Value Wars 2.0: The Value Menu Strikes Back

Value menus are making a comeback, this time in the form of tiered value pricing. We analyzed QSR chains McDonald’s, Taco Bell, and Jack in the Box and how they focused on value in early 2018. Are value menus changing consumer behavior? Are they achieving operators’ goals? And what impact are they having on the overall foodservice market? Our new report, Value Wars 2.0: The Value Menu Strikes Back, assesses the effectiveness of the latest value menus in the first full month the offers were available. Here’s a look at what’s inside...

On average (all three chains), 72% of consumers purchasing from the value menu also purchased from the regular menu on the same visit.
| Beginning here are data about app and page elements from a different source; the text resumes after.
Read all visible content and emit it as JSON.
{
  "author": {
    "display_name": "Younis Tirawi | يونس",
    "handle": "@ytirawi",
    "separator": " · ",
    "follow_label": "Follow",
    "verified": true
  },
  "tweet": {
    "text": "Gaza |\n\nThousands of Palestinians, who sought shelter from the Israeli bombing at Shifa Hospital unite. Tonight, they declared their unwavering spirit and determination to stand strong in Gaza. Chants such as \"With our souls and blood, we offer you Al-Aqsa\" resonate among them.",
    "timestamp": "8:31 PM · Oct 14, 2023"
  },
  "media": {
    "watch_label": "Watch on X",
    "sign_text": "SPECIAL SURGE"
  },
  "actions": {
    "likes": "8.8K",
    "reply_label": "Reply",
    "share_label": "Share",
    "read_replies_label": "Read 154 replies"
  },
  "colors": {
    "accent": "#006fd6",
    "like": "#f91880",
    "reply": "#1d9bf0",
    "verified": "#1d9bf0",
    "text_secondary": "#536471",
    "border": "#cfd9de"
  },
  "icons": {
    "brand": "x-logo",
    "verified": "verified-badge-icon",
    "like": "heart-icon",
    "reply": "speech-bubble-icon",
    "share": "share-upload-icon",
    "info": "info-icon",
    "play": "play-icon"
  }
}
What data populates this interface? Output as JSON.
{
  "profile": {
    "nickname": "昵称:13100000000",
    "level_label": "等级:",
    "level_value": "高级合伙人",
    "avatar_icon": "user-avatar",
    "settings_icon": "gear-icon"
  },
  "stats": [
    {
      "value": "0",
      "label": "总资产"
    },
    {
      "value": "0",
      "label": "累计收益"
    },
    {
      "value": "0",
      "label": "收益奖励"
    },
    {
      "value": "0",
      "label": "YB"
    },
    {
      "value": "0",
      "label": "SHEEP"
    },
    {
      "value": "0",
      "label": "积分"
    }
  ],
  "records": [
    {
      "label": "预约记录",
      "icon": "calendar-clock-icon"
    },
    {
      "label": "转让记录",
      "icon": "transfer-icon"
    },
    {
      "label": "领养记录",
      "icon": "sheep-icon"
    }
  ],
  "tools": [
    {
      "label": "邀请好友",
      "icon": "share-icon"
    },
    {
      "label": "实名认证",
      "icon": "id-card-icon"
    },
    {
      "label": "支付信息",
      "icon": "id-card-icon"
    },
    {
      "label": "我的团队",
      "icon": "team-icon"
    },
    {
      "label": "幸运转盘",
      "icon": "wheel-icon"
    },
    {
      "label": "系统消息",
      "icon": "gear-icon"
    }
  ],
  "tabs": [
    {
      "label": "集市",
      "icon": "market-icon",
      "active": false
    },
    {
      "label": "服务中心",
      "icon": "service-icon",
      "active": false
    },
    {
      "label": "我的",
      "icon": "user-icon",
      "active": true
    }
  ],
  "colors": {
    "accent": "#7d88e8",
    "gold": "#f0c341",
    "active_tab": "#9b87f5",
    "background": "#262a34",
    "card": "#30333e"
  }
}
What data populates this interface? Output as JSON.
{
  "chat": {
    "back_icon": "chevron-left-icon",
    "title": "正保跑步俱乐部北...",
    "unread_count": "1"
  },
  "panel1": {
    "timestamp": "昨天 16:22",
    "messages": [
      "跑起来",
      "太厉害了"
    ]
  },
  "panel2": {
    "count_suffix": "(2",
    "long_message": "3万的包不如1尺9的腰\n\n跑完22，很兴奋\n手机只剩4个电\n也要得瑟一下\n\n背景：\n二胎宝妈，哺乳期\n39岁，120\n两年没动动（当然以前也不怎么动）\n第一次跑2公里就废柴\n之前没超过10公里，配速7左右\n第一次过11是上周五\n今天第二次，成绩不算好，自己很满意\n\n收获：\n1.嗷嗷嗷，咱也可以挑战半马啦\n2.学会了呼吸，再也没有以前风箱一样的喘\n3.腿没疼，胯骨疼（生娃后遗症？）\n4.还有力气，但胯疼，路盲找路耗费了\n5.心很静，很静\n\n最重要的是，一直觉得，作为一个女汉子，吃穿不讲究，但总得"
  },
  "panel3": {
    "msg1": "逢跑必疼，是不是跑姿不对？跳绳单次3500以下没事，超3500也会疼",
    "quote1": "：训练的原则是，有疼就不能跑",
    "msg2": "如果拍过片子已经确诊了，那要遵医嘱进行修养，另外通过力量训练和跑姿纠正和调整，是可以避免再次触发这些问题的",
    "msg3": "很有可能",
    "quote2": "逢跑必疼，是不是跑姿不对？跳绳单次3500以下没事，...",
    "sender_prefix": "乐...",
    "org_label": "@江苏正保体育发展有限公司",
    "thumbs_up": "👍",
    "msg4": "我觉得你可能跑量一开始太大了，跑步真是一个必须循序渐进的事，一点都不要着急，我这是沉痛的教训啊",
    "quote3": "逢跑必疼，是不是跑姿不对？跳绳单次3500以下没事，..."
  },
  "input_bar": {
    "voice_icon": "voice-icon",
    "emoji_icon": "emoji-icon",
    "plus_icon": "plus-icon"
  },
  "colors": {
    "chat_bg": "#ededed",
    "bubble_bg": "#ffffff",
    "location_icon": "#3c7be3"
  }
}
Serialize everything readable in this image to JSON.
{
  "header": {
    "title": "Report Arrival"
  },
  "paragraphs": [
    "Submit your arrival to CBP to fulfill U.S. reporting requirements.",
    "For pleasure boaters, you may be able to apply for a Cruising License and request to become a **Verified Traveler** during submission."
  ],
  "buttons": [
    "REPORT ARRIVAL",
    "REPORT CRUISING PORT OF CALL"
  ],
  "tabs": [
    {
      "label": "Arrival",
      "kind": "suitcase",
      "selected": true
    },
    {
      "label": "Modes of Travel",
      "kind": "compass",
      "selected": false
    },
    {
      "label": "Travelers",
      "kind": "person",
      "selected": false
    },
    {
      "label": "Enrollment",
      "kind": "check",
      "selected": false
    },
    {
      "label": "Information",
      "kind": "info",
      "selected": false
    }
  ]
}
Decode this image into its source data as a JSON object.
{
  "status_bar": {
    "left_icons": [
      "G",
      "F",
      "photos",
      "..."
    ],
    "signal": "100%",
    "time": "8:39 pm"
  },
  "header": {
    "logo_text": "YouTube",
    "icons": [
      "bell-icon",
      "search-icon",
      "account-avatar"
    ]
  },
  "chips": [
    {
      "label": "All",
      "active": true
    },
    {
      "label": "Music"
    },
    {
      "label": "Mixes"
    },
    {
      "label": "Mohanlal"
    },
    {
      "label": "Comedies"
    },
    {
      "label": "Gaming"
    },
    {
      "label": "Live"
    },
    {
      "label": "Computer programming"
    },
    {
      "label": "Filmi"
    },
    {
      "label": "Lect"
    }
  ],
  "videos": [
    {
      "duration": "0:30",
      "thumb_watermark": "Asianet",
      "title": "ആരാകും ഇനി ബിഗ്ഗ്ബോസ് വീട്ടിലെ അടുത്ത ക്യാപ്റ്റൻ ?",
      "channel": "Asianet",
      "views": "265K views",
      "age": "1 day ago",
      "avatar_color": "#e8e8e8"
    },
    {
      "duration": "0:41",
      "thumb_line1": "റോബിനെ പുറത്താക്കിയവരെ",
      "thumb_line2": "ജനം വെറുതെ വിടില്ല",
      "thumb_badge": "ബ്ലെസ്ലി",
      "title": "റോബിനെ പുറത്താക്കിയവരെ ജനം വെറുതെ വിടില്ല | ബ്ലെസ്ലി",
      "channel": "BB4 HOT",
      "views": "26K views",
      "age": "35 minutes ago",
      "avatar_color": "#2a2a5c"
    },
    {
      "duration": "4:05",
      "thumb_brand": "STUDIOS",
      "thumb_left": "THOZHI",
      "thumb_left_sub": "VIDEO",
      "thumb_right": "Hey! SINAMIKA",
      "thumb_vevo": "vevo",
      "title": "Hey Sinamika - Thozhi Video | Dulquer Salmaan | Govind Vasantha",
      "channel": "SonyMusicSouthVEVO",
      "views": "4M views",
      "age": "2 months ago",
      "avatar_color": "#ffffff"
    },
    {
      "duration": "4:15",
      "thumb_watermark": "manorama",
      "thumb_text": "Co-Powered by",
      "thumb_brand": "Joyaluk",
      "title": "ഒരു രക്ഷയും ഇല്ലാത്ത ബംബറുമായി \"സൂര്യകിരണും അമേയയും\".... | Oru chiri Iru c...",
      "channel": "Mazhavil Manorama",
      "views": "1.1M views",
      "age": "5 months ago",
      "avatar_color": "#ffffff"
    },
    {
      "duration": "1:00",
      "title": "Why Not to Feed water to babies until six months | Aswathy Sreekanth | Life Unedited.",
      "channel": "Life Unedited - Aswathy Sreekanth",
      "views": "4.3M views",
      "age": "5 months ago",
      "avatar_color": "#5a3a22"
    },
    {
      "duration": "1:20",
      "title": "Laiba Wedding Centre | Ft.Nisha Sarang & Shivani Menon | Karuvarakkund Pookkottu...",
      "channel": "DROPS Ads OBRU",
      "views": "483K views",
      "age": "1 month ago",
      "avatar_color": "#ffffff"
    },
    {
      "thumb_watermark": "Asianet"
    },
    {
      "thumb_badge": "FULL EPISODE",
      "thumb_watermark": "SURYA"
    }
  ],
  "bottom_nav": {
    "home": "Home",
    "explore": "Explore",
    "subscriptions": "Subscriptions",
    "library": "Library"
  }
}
purchased just a value menu item.

purchased multiple items from the value menu.

Balance value menu offerings to entice customers to order from both the value menu and the regular menu.

Value menu buyers visited an average of 3.0 times in January.

On average, they spent 70% more than those who did not purchase from a value menu.

Consider both existing customers and lapsed customers when constructing value menus, to drive increased frequency.

Non-value menu buyers visited an average of 1.6 times in January.

While value menu buyers had a slightly lower average check, their visit frequency resulted in higher overall spend in January.

What are the top items purchased from the new value menu?
Sides and drinks were two top items included within value menu orders.

The new report uses comprehensive longitudinal data from our Checkout service to analyze the new value menu options McDonald’s, Taco Bell, and Jack in the Box introduced or altered in late 2017 and early 2018. Now you can learn how effective these promotions were when it came to growing each chain’s business — and how value menus might work for you, too.

Source: The NPD Group / Checkout, January 2018 (first full month of the tiered value menus)